■ **What you have to do**: Below are the records; copy each line in which "legend" occurs.

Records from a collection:
Start of Block

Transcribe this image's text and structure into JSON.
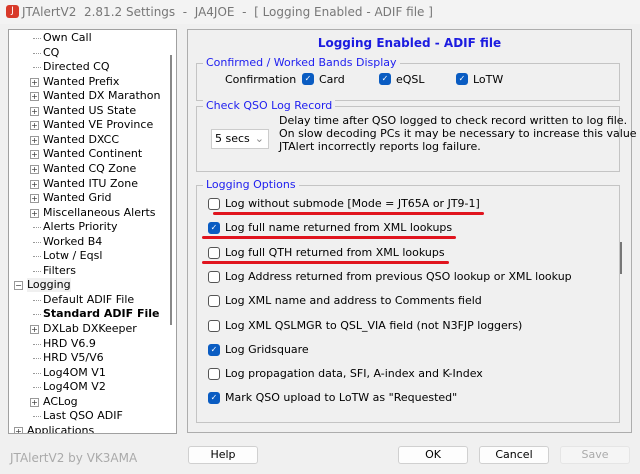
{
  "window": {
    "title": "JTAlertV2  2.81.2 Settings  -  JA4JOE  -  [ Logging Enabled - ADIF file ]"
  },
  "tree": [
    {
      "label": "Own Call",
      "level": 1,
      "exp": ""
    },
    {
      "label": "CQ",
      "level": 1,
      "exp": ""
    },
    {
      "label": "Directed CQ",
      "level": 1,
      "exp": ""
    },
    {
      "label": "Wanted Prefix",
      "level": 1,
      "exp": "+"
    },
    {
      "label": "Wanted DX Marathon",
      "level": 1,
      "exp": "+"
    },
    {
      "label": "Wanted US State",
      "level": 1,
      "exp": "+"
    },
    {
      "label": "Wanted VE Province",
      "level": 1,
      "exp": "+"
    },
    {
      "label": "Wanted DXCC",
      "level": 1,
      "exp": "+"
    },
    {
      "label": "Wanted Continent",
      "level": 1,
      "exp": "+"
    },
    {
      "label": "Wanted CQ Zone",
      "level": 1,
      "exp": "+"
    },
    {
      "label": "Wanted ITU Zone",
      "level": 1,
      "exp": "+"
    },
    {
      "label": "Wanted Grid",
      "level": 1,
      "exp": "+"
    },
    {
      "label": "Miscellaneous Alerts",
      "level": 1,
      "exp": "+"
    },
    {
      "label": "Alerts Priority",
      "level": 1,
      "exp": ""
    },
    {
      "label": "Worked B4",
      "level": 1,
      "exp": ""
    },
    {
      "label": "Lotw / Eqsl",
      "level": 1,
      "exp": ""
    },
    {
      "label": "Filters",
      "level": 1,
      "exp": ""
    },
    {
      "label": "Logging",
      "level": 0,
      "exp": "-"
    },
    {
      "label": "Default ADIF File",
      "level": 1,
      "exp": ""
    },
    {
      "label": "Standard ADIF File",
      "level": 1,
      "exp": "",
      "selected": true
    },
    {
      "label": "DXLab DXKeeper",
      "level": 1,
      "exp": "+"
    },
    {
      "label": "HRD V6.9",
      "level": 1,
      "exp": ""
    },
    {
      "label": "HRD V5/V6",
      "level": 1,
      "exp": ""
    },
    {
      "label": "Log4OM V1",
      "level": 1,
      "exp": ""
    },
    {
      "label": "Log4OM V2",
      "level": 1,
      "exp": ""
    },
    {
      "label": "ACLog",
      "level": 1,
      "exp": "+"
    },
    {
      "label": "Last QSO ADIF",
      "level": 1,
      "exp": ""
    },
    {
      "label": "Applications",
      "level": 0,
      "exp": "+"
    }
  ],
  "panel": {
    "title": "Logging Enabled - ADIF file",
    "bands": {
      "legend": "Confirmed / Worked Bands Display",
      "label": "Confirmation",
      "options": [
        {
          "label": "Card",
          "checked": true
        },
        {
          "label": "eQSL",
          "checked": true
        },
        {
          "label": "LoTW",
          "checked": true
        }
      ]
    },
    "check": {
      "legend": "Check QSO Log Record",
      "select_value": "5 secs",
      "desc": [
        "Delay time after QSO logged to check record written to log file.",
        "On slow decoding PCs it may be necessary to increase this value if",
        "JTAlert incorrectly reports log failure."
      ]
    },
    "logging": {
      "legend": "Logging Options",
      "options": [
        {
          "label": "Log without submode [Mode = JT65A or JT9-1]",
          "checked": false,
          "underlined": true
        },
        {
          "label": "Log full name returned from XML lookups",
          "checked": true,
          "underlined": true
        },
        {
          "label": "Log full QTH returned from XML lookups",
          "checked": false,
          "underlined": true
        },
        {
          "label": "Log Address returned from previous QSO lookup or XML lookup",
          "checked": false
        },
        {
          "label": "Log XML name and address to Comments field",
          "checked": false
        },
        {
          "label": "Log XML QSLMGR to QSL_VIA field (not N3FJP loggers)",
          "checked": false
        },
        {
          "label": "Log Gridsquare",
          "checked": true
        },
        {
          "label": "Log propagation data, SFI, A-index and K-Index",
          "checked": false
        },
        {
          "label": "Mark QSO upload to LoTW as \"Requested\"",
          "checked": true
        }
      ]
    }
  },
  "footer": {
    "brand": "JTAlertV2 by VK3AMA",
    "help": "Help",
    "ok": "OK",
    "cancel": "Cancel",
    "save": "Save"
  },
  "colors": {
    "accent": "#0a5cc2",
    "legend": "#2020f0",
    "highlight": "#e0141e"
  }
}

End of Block
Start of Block

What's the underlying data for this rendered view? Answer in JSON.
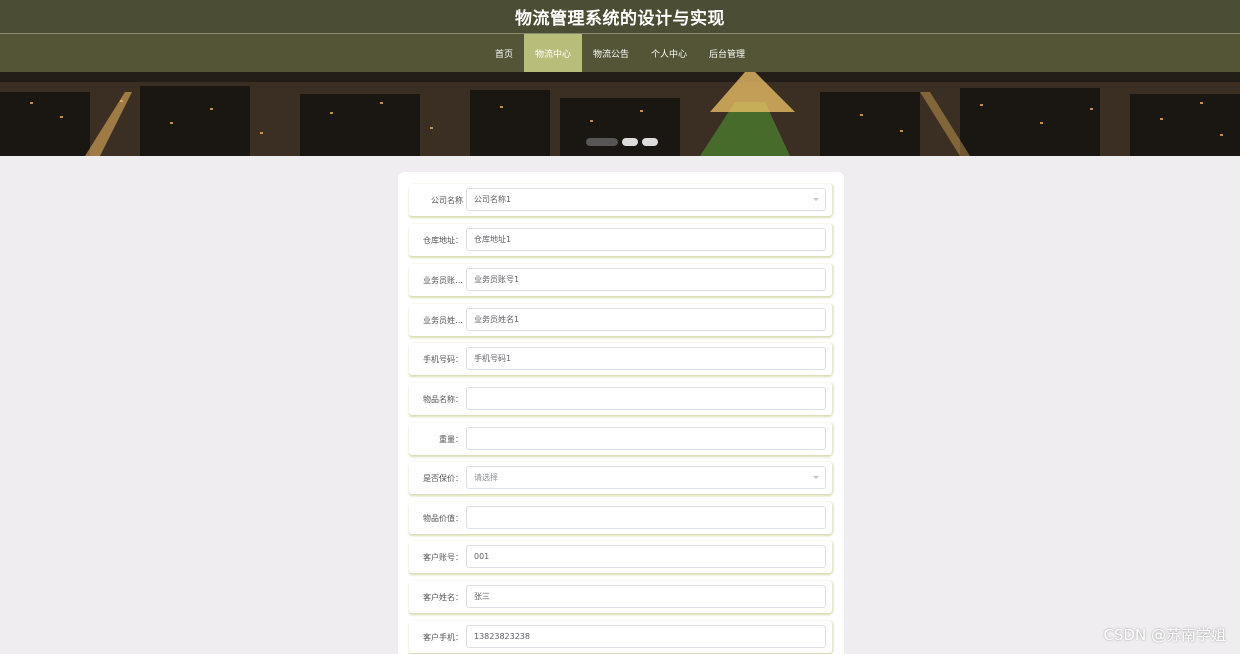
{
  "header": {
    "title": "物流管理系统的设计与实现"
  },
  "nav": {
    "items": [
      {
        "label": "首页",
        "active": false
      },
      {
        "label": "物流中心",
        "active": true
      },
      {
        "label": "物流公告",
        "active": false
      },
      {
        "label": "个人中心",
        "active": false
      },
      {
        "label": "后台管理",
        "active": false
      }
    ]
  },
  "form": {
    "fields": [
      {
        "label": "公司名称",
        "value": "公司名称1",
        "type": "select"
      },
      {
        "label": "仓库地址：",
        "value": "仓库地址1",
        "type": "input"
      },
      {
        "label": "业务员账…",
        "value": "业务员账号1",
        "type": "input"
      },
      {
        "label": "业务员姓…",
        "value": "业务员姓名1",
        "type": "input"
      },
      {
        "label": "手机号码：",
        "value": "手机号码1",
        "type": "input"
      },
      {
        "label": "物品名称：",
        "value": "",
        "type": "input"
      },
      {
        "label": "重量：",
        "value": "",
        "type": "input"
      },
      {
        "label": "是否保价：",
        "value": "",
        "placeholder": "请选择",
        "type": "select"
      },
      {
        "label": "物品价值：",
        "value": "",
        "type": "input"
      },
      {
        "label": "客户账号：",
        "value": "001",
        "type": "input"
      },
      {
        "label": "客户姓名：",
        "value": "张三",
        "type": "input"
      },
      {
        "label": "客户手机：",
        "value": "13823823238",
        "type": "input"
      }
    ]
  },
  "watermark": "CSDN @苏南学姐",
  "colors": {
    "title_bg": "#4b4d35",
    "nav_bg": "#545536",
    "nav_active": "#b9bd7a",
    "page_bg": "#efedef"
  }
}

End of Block

■ **Output**:
      "legend": "Confirmed / Worked Bands Display",
      "legend": "Check QSO Log Record",
      "legend": "Logging Options",
    "legend": "#2020f0",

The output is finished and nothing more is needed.